» LISTED ENTRIES:
——

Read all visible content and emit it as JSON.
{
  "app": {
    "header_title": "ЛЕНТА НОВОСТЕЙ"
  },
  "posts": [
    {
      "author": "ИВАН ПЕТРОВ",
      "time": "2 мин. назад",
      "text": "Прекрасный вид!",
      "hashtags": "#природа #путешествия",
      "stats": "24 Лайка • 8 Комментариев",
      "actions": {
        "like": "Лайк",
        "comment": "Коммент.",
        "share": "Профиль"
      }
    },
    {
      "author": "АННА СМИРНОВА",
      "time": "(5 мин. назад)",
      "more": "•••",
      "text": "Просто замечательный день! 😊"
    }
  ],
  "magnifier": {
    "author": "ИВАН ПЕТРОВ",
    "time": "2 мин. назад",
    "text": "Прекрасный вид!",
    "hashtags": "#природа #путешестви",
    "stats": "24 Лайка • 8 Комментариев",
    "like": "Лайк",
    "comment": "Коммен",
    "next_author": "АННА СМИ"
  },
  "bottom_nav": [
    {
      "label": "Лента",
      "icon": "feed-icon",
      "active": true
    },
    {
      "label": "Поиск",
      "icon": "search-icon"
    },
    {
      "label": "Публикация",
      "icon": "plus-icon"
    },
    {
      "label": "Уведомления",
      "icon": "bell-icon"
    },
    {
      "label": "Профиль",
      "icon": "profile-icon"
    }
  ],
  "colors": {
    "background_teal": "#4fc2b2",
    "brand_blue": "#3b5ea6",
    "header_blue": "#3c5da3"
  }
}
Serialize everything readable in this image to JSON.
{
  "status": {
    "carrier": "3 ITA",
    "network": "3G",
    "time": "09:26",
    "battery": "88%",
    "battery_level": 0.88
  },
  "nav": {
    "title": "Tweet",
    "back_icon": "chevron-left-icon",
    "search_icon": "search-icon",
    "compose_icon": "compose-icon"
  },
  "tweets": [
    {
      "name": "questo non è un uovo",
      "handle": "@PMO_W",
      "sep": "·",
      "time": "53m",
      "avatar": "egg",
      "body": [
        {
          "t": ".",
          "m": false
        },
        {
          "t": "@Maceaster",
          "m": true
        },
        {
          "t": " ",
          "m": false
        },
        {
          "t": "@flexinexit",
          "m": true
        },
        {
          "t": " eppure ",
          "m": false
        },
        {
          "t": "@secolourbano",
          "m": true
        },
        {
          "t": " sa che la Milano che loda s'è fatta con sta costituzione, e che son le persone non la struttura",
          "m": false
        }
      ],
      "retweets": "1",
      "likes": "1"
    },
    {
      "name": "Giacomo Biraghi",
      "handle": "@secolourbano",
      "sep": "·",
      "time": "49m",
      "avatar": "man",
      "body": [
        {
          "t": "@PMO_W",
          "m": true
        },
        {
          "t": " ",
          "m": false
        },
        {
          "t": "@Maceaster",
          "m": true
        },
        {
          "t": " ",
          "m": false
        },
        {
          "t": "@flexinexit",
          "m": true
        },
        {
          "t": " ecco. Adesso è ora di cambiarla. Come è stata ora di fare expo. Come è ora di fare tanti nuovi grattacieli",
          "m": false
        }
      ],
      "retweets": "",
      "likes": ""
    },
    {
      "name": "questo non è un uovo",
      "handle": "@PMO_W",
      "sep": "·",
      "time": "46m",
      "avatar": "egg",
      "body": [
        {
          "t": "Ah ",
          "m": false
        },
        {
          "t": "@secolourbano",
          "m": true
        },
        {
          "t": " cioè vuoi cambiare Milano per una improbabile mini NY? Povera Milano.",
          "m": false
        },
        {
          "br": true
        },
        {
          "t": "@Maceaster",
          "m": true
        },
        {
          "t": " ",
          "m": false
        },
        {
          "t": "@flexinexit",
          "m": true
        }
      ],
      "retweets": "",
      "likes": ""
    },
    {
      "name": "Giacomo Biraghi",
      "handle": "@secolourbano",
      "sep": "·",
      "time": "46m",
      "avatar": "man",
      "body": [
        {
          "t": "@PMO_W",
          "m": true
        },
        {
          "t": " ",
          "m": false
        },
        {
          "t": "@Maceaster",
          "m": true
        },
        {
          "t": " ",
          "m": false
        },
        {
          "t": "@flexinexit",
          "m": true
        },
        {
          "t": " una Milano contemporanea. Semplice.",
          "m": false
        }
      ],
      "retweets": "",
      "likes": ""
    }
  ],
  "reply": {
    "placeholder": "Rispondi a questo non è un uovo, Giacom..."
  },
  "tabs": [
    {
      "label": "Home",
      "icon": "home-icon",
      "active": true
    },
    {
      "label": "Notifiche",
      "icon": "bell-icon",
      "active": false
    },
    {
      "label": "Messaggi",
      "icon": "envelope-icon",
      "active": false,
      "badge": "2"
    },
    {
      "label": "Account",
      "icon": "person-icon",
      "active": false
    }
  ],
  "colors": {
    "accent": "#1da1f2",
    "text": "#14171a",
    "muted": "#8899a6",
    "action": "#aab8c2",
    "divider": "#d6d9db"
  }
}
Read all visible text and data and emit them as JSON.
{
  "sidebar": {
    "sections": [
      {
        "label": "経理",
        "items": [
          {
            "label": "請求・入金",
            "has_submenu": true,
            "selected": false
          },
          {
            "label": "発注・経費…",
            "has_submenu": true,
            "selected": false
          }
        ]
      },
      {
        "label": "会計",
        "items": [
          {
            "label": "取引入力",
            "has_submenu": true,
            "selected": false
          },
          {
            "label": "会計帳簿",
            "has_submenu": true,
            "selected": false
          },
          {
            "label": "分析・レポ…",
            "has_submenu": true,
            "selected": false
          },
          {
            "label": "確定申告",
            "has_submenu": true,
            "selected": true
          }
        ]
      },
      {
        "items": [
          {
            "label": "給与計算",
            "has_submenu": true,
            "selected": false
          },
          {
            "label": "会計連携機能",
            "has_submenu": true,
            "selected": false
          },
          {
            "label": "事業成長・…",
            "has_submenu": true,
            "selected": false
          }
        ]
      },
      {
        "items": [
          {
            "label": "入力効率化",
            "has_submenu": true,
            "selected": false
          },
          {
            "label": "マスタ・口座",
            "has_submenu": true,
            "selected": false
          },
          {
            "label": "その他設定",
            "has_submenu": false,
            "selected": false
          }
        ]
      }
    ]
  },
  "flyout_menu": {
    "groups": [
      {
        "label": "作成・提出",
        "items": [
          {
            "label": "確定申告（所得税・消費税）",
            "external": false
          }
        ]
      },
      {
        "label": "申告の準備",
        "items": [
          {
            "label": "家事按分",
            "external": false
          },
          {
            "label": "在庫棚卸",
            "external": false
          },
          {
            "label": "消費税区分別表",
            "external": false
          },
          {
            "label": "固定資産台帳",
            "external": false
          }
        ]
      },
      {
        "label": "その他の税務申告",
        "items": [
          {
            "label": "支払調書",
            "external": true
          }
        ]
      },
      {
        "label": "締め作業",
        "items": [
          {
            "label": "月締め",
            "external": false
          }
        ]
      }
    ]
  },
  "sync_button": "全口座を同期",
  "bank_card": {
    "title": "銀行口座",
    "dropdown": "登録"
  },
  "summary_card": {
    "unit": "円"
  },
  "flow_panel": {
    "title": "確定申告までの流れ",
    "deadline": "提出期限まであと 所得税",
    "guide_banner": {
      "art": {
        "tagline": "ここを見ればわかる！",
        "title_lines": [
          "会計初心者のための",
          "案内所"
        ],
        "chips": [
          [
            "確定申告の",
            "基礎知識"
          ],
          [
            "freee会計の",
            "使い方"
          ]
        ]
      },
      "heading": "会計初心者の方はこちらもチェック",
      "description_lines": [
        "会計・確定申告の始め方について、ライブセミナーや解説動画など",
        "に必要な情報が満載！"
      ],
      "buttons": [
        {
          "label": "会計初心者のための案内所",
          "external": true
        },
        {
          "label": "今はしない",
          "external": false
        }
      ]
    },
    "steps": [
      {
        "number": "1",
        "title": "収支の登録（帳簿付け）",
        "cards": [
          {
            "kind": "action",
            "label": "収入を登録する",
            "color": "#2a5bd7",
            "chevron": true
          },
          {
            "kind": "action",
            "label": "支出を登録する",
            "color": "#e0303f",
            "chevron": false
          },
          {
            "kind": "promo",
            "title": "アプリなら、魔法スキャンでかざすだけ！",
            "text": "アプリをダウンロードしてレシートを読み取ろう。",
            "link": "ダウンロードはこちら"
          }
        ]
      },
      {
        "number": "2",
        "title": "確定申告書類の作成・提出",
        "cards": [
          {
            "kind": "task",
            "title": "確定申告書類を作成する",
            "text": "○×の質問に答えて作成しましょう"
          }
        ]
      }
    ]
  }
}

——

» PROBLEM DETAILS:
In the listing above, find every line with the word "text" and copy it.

» TASK RESPONSE:
      "text": "Прекрасный вид!",
      "text": "Просто замечательный день! 😊"
    "text": "Прекрасный вид!",
    "text": "#14171a",
Read all visible text and data and emit them as JSON.
            "text": "アプリをダウンロードしてレシートを読み取ろう。",
            "text": "○×の質問に答えて作成しましょう"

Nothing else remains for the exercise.